    Haha… “Good Cop, Bad Cop”, that’s a great description for @Justin and @Jason

    Looking forward to the long format shows, I missed em.

  4. Jason and Justin, just a quick note to say that it was courageous for you to try the daily format for a week. So kudos there.
    It must have been pretty stressful to follow the daily pace. I know for me it was hard to stay on track every day plus I missed the long format.

    I was a bit surprised you felt it was better to automate the periodic billing using reference transactions rather than adopting the full subscription model. Also by doing that customers can no longer view the details of their subscription as well as the payments. And then customers who over time forget what a specific transaction is part of only see an individual payment as opposed to a true subscription. It would be interesting to get some Paypal expert on the show to discuss this as this is a critical foundation for some startups.

    As an aside about a year ago I collaborated on an extension to the ruby-paypal library to provide minimal support for subscriptions. I have since developed my own add-ons around that to make it easier as well as to be able to test it in the Paypal test environment. I can definitely attest that this wasn’t a walk in the park but the overall PP subscription model seemed pretty solid.

    So maybe a show on payment options could be very interesting for all listeners.

  5. Justin says:

    @Philippe Monnet -The main reason is because I’ve found (at great expense) that paypal subscription _regularly_ fails and Pluggio ends up loosing money. If I had the CC details then the failures would be far fewer. Also it’s much easier to allow the customer to change plan pricing without needing to do anything other than click a radio button :)

  6. Bopinder Abu Morpalinder Singh says:

    Very deep insights in this one. Really enjoyed listening.

    I think you guys gotta stick to your strengths:
    * Discussing different business models
    * DISCUSSING MARKETING
    * DISCUSSING MARKETING
    * Aliens and UFOs

    My 2c (which, incidentally, is worth about 0.00000002c from 1912)

  7. William says:

    Hi guys,

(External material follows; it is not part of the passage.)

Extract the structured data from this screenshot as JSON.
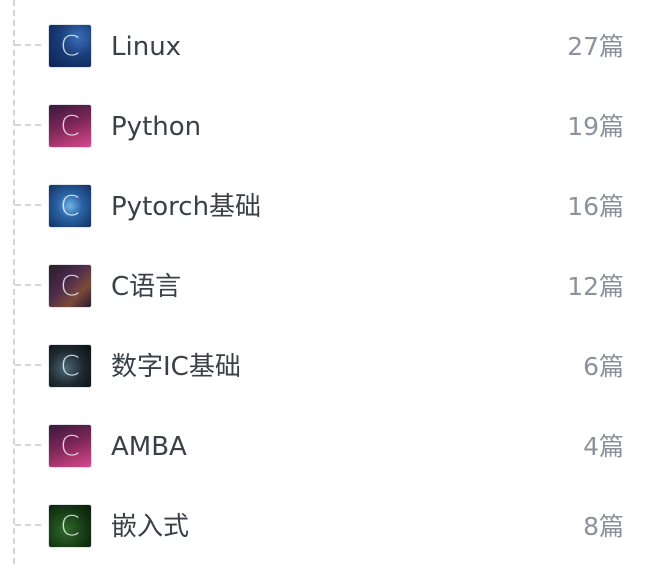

    I would also find it useful if you guys could put together a show on payment options. The advantages of electronic services such as google checkout and paypal as compared to getting a merchant account and using a service such as chargify (or others) for monthly building. Whether there is any data on the actual rates of paypal locking accounts (or is it FUD)? Is there usually any need for the usual trappings of business (business insurance, liability insurance), etc. What about the need to do trademark searches, etc.? Do many startups bother forming an LLC? Many traditional books on starting a business suggest retaining a lawyer and an accountant. To what extent do these suggestions usually apply to internet startups? These are questions that as a potential bootstrapper that I’m trying to answer and I’d be curious to learn what solutions others have come up with.

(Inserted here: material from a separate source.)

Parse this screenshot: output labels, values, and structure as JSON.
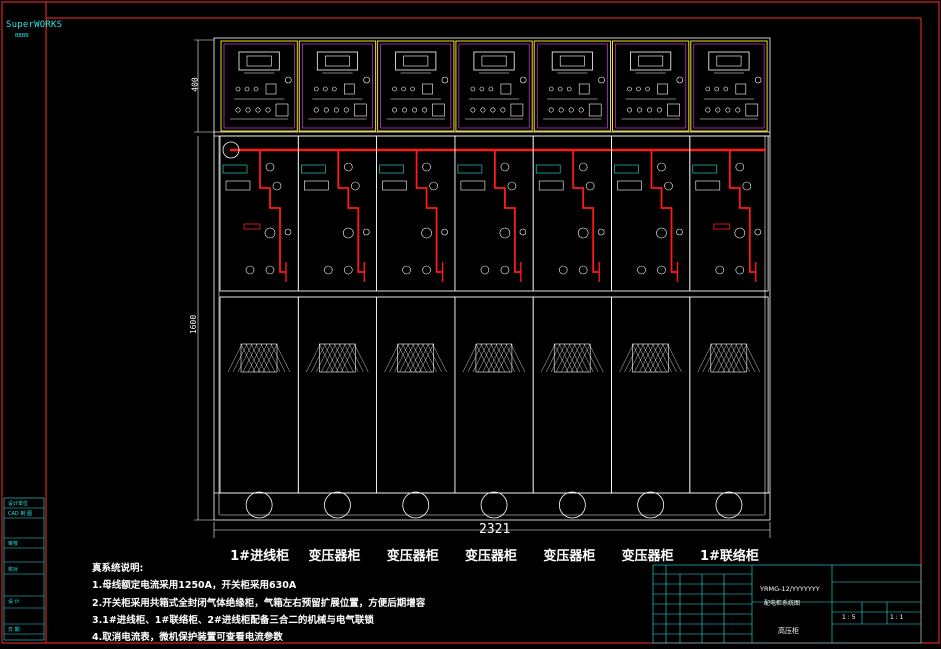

    Thanks,
    William
    (Justin, I really appreciated your transparency with Pluggio)